▸ What you have to do
In the records below, work out how many lines hold the word "screenshot". Report the number alone.

[Excerpts from an interface dataset]
────────────────
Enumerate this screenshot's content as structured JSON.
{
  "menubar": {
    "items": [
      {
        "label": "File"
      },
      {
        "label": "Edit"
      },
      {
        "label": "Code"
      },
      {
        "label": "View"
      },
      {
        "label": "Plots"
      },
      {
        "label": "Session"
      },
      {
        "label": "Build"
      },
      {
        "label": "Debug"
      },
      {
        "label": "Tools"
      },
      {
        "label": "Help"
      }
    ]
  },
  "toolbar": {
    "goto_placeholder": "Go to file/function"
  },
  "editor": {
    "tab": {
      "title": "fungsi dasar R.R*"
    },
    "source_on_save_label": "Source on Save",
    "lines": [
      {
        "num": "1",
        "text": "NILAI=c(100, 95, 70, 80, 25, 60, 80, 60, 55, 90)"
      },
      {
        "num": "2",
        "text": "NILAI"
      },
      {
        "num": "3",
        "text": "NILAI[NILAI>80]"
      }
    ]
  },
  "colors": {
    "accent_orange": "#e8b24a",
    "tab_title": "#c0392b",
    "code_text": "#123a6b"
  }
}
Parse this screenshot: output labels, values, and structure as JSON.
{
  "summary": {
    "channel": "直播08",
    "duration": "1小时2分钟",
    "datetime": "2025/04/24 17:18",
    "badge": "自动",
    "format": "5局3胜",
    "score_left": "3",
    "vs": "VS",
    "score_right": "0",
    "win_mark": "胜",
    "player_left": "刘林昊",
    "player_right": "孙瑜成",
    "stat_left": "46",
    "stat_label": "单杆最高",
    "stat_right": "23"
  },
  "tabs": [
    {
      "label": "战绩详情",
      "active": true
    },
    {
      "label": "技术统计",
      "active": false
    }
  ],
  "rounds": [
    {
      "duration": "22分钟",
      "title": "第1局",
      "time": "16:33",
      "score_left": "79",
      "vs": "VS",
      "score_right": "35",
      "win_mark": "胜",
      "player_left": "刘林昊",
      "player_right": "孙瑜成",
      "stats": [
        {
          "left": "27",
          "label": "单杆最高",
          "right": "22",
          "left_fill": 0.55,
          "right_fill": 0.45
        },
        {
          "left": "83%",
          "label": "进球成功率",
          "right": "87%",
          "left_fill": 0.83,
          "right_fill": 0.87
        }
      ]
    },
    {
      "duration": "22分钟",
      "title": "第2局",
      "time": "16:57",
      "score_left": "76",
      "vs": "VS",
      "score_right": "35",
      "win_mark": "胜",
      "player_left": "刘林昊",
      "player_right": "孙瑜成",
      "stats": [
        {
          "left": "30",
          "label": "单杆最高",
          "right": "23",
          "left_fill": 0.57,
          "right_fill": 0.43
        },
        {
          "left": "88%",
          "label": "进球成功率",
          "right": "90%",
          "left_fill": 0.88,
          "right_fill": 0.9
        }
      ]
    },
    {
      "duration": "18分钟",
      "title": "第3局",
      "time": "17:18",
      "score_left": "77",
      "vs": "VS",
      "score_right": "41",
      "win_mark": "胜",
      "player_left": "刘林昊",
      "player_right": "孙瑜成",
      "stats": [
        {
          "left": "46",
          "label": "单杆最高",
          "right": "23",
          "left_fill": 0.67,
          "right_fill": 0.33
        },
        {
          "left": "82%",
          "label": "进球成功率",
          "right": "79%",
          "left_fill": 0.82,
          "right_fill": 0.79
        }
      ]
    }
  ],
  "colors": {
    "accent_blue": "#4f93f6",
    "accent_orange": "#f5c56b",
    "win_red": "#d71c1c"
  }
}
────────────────
▸ Finished task
2